  • 4 to 5 hours of leisure reading
  • 5 to 6 hours completing school homework
  • 4 to 5 hours of discussion with knowledgeable adults
  • 2 to 3 hours helping other youths with school homework, projects, and skill acquisition
  • 4 to 5 hours of board games and other recreational pursuits that draw on cognitive skills and talents transferable to school lessons

Youths are given incentives such as school supplies, field trips, additional computer time, and special privileges within their local Boys and Girls Club. Parents are encouraged to become involved in the program by helping their child with homework; reading, discussing current events, and playing board games with their child; and taking part in other educational skill acquisition.

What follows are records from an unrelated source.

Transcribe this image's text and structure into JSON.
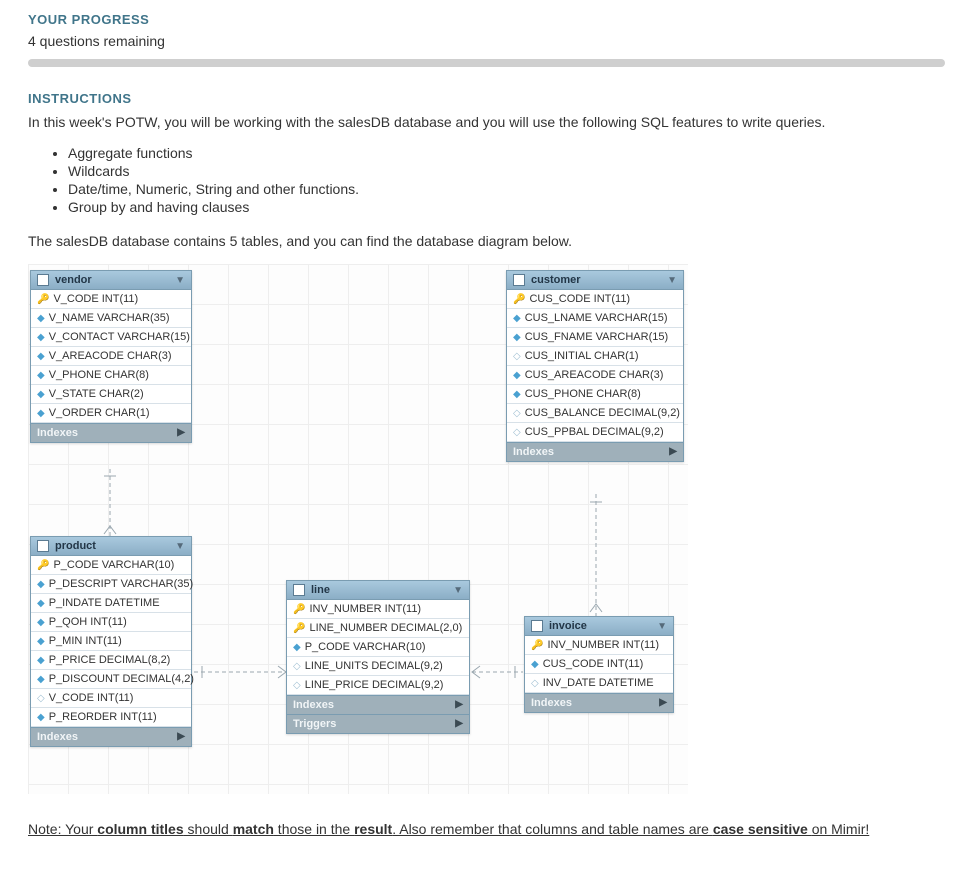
{
  "progress": {
    "title": "YOUR PROGRESS",
    "remaining": "4 questions remaining"
  },
  "instructions": {
    "title": "INSTRUCTIONS",
    "intro": "In this week's POTW, you will be working with the salesDB database and you will use the following SQL features to write queries.",
    "features": [
      "Aggregate functions",
      "Wildcards",
      "Date/time, Numeric, String and other functions.",
      "Group by and having clauses"
    ],
    "tables_sentence": "The salesDB database contains 5 tables, and you can find the database diagram below."
  },
  "note": {
    "prefix": "Note: Your ",
    "bold1": "column titles",
    "mid1": " should ",
    "bold2": "match",
    "mid2": " those in the ",
    "bold3": "result",
    "mid3": ". Also remember that columns and table names are ",
    "bold4": "case sensitive ",
    "suffix": "on Mimir!"
  },
  "diagram": {
    "indexes_label": "Indexes",
    "triggers_label": "Triggers",
    "tables": {
      "vendor": {
        "title": "vendor",
        "cols": [
          {
            "icon": "k",
            "text": "V_CODE INT(11)"
          },
          {
            "icon": "d",
            "text": "V_NAME VARCHAR(35)"
          },
          {
            "icon": "d",
            "text": "V_CONTACT VARCHAR(15)"
          },
          {
            "icon": "d",
            "text": "V_AREACODE CHAR(3)"
          },
          {
            "icon": "d",
            "text": "V_PHONE CHAR(8)"
          },
          {
            "icon": "d",
            "text": "V_STATE CHAR(2)"
          },
          {
            "icon": "d",
            "text": "V_ORDER CHAR(1)"
          }
        ]
      },
      "customer": {
        "title": "customer",
        "cols": [
          {
            "icon": "k",
            "text": "CUS_CODE INT(11)"
          },
          {
            "icon": "d",
            "text": "CUS_LNAME VARCHAR(15)"
          },
          {
            "icon": "d",
            "text": "CUS_FNAME VARCHAR(15)"
          },
          {
            "icon": "o",
            "text": "CUS_INITIAL CHAR(1)"
          },
          {
            "icon": "d",
            "text": "CUS_AREACODE CHAR(3)"
          },
          {
            "icon": "d",
            "text": "CUS_PHONE CHAR(8)"
          },
          {
            "icon": "o",
            "text": "CUS_BALANCE DECIMAL(9,2)"
          },
          {
            "icon": "o",
            "text": "CUS_PPBAL DECIMAL(9,2)"
          }
        ]
      },
      "product": {
        "title": "product",
        "cols": [
          {
            "icon": "k",
            "text": "P_CODE VARCHAR(10)"
          },
          {
            "icon": "d",
            "text": "P_DESCRIPT VARCHAR(35)"
          },
          {
            "icon": "d",
            "text": "P_INDATE DATETIME"
          },
          {
            "icon": "d",
            "text": "P_QOH INT(11)"
          },
          {
            "icon": "d",
            "text": "P_MIN INT(11)"
          },
          {
            "icon": "d",
            "text": "P_PRICE DECIMAL(8,2)"
          },
          {
            "icon": "d",
            "text": "P_DISCOUNT DECIMAL(4,2)"
          },
          {
            "icon": "o",
            "text": "V_CODE INT(11)"
          },
          {
            "icon": "d",
            "text": "P_REORDER INT(11)"
          }
        ]
      },
      "line": {
        "title": "line",
        "cols": [
          {
            "icon": "r",
            "text": "INV_NUMBER INT(11)"
          },
          {
            "icon": "k",
            "text": "LINE_NUMBER DECIMAL(2,0)"
          },
          {
            "icon": "d",
            "text": "P_CODE VARCHAR(10)"
          },
          {
            "icon": "o",
            "text": "LINE_UNITS DECIMAL(9,2)"
          },
          {
            "icon": "o",
            "text": "LINE_PRICE DECIMAL(9,2)"
          }
        ]
      },
      "invoice": {
        "title": "invoice",
        "cols": [
          {
            "icon": "k",
            "text": "INV_NUMBER INT(11)"
          },
          {
            "icon": "d",
            "text": "CUS_CODE INT(11)"
          },
          {
            "icon": "o",
            "text": "INV_DATE DATETIME"
          }
        ]
      }
    }
  }
}
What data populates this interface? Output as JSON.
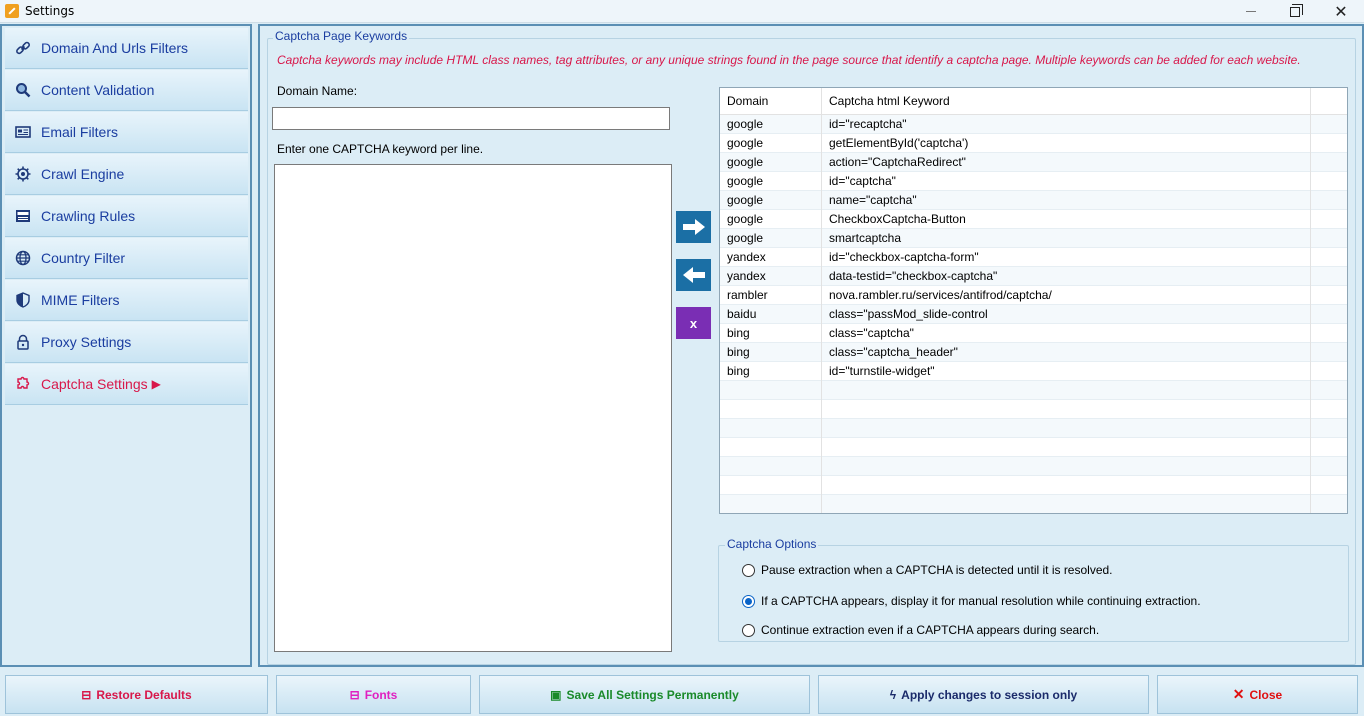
{
  "window": {
    "title": "Settings"
  },
  "sidebar": {
    "items": [
      {
        "label": "Domain And Urls Filters",
        "icon": "link-icon"
      },
      {
        "label": "Content Validation",
        "icon": "search-icon"
      },
      {
        "label": "Email Filters",
        "icon": "email-icon"
      },
      {
        "label": "Crawl Engine",
        "icon": "gear-icon"
      },
      {
        "label": "Crawling Rules",
        "icon": "rules-icon"
      },
      {
        "label": "Country Filter",
        "icon": "globe-icon"
      },
      {
        "label": "MIME Filters",
        "icon": "shield-icon"
      },
      {
        "label": "Proxy Settings",
        "icon": "lock-icon"
      },
      {
        "label": "Captcha Settings",
        "icon": "puzzle-icon",
        "active": true
      }
    ]
  },
  "captcha": {
    "group_title": "Captcha Page Keywords",
    "info": "Captcha keywords may include HTML class names, tag attributes, or any unique strings found in the page source that identify a captcha page. Multiple keywords can be added for each website.",
    "domain_label": "Domain Name:",
    "domain_value": "",
    "keywords_label": "Enter one CAPTCHA keyword per line.",
    "keywords_value": "",
    "remove_label": "x"
  },
  "grid": {
    "columns": [
      "Domain",
      "Captcha html Keyword",
      ""
    ],
    "rows": [
      [
        "google",
        "id=\"recaptcha\""
      ],
      [
        "google",
        "getElementById('captcha')"
      ],
      [
        "google",
        "action=\"CaptchaRedirect\""
      ],
      [
        "google",
        "id=\"captcha\""
      ],
      [
        "google",
        "name=\"captcha\""
      ],
      [
        "google",
        "CheckboxCaptcha-Button"
      ],
      [
        "google",
        "smartcaptcha"
      ],
      [
        "yandex",
        "id=\"checkbox-captcha-form\""
      ],
      [
        "yandex",
        "data-testid=\"checkbox-captcha\""
      ],
      [
        "rambler",
        "nova.rambler.ru/services/antifrod/captcha/"
      ],
      [
        "baidu",
        "class=\"passMod_slide-control"
      ],
      [
        "bing",
        "class=\"captcha\""
      ],
      [
        "bing",
        "class=\"captcha_header\""
      ],
      [
        "bing",
        "id=\"turnstile-widget\""
      ]
    ],
    "empty_rows": 7
  },
  "options": {
    "title": "Captcha Options",
    "items": [
      {
        "label": "Pause extraction when a CAPTCHA is detected until it is resolved.",
        "selected": false
      },
      {
        "label": "If a CAPTCHA appears, display it for manual resolution while continuing extraction.",
        "selected": true
      },
      {
        "label": "Continue extraction even if a CAPTCHA appears during search.",
        "selected": false
      }
    ]
  },
  "footer": {
    "restore": {
      "label": "Restore Defaults",
      "color": "#d8174a"
    },
    "fonts": {
      "label": "Fonts",
      "color": "#e020c0"
    },
    "save": {
      "label": "Save All Settings Permanently",
      "color": "#1a8a2a"
    },
    "apply": {
      "label": "Apply changes to session only",
      "color": "#1a2a6a"
    },
    "close": {
      "label": "Close",
      "color": "#e01010"
    }
  }
}
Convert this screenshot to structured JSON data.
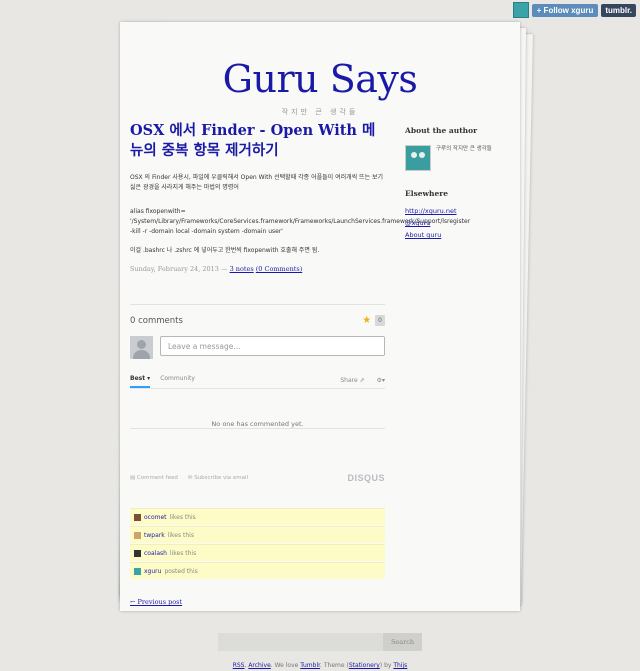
{
  "tumblr_bar": {
    "follow_label": "+ Follow xguru",
    "tumblr_label": "tumblr."
  },
  "blog": {
    "title": "Guru Says",
    "subtitle": "작지만 큰 생각들"
  },
  "post": {
    "title": "OSX 에서 Finder - Open With 메뉴의 중복 항목 제거하기",
    "description": "OSX 의 Finder 사용시, 파일에 우클릭해서 Open With 선택할때 각종 어플들이 여러개씩 뜨는 보기싫은 광경을 사라지게 해주는 마법의 명령어",
    "code_lines": [
      "alias fixopenwith=",
      "'/System/Library/Frameworks/CoreServices.framework/Frameworks/LaunchServices.framework/Support/lsregister",
      " -kill -r -domain local -domain system -domain user'"
    ],
    "note": "이걸 .bashrc 나 .zshrc 에 넣어두고 한번씩 fixopenwith 호출해 주면 됨.",
    "meta": {
      "date": "Sunday, February 24, 2013 —",
      "notes_link": "3 notes",
      "comments_link": "(0 Comments)"
    }
  },
  "disqus": {
    "count_label": "0 comments",
    "recommend_count": "0",
    "placeholder": "Leave a message...",
    "tabs": {
      "best": "Best ▾",
      "community": "Community",
      "share": "Share ⇗",
      "settings": "⚙▾"
    },
    "empty_text": "No one has commented yet.",
    "comment_feed": "Comment feed",
    "subscribe": "Subscribe via email",
    "logo": "DISQUS"
  },
  "notes": [
    {
      "user": "ocomet",
      "action": "likes this",
      "color": "#7a4f3a"
    },
    {
      "user": "twpark",
      "action": "likes this",
      "color": "#c9a56b"
    },
    {
      "user": "coalash",
      "action": "likes this",
      "color": "#333333"
    },
    {
      "user": "xguru",
      "action": "posted this",
      "color": "#3aa3a8"
    }
  ],
  "older_link": "← Previous post",
  "sidebar": {
    "about_heading": "About the author",
    "author_desc": "구루의 작지만 큰 생각들",
    "elsewhere_heading": "Elsewhere",
    "links": [
      "http://xguru.net",
      "@xguru",
      "About guru"
    ]
  },
  "search": {
    "button": "Search"
  },
  "footer": {
    "rss": "RSS",
    "archive": "Archive",
    "we_love": ". We love ",
    "tumblr": "Tumblr",
    "theme": ". Theme (",
    "stationery": "Stationery",
    "by": ") by ",
    "author": "Thijs"
  },
  "colors": {
    "link": "#1a1aa6",
    "background": "#e8e7e3",
    "note_bg": "#fefcc6"
  }
}
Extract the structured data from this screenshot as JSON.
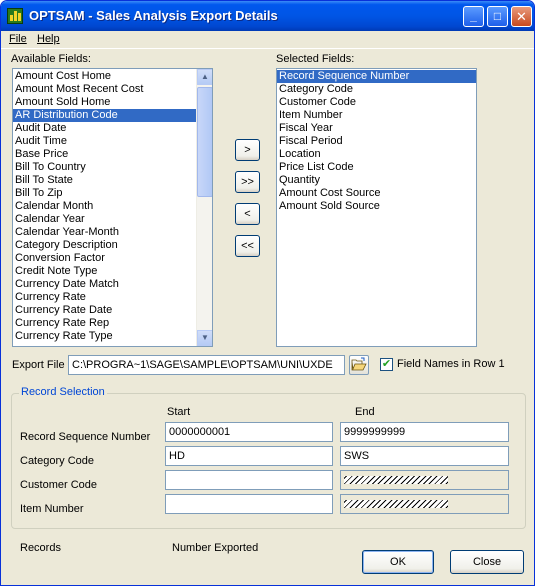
{
  "window": {
    "title": "OPTSAM  -  Sales Analysis Export Details",
    "minimize_glyph": "_",
    "maximize_glyph": "□",
    "close_glyph": "✕"
  },
  "menu": {
    "file": "File",
    "help": "Help"
  },
  "available": {
    "label": "Available Fields:",
    "items": [
      "Amount Cost Home",
      "Amount Most Recent Cost",
      "Amount Sold Home",
      "AR Distribution Code",
      "Audit Date",
      "Audit Time",
      "Base Price",
      "Bill To Country",
      "Bill To State",
      "Bill To Zip",
      "Calendar Month",
      "Calendar Year",
      "Calendar Year-Month",
      "Category Description",
      "Conversion Factor",
      "Credit Note Type",
      "Currency Date Match",
      "Currency Rate",
      "Currency Rate Date",
      "Currency Rate Rep",
      "Currency Rate Type"
    ],
    "selected_index": 3
  },
  "selected": {
    "label": "Selected Fields:",
    "items": [
      "Record Sequence Number",
      "Category Code",
      "Customer Code",
      "Item Number",
      "Fiscal Year",
      "Fiscal Period",
      "Location",
      "Price List Code",
      "Quantity",
      "Amount Cost Source",
      "Amount Sold Source"
    ],
    "selected_index": 0
  },
  "move_buttons": {
    "add": ">",
    "add_all": ">>",
    "remove": "<",
    "remove_all": "<<"
  },
  "export": {
    "label": "Export File",
    "path": "C:\\PROGRA~1\\SAGE\\SAMPLE\\OPTSAM\\UNI\\UXDE",
    "field_names_label": "Field Names in Row 1",
    "field_names_checked": true
  },
  "record_selection": {
    "title": "Record Selection",
    "start_header": "Start",
    "end_header": "End",
    "rows": [
      {
        "label": "Record Sequence Number",
        "start": "0000000001",
        "end": "9999999999"
      },
      {
        "label": "Category Code",
        "start": "HD",
        "end": "SWS"
      },
      {
        "label": "Customer Code",
        "start": "",
        "end": ""
      },
      {
        "label": "Item Number",
        "start": "",
        "end": ""
      }
    ]
  },
  "footer": {
    "records_label": "Records",
    "number_exported_label": "Number Exported",
    "ok_label": "OK",
    "close_label": "Close"
  }
}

Project Learn was evaluated using a quasi-experimental, three-arm research design. Program youths who received the educational enhancement program are compared with youths in BGCA facilities and a control group in other community programs that did not receive the program. Comparison and control sites were chosen for their demographic similarity to program sites relative to size, youth membership, urbanicity, and service population. The sample consisted of 283 youths across 15 sites; 40 percent were female and 63 percent were black, 19 percent Hispanic, 13 percent white, and 5 percent Asian and other ethnicities, with an average age of 12.3. Participants were assessed at baseline and at 6, 18, and 30 months.


The evaluation reveals modest support for the value of Project Learn in nonschool settings for high-risk adolescents. BGCA youths who received educational enhancements—relative to youths in BGCA who did not receive the program and compared with youths in other community-based programs—made modest educational improvements. At 30 months, program youths reported significantly greater enjoyment and engagement in reading, verbal skills, writing, and tutoring. They also had better overall averages in reading, spelling, history, science, social studies, and school attendance compared with comparison and control youths. Program and comparison youths had significantly more positive reading skills, writing skills, game skills, overall school performance, and interest in class material than the control group.

Risk Factors


  • Dropping out of school
  • Low academic achievement
  • Negative attitude toward school/Low bonding/Low school attachment/Commitment to school

Protective Factors


  • Religiosity / Involvement in organized religious activities
  • Social competencies and problem-solving skills


  • Effective parenting


  • Opportunities for prosocial school involvement


  • NIJ: What Works


Schinke, Steven P., Kristin C. Cole, and Stephen R. Poulin. 2000. “Enhancing the Educational Achievement of At-Risk Youth.” Prevention Science 1(1):51–60.


National Headquarters
Boys and Girls Clubs of America
1230 West Peachtree Street NW
Atlanta, GA 30309
Phone: (404) 487-5700
Fax: (404) 487-5789
Web site: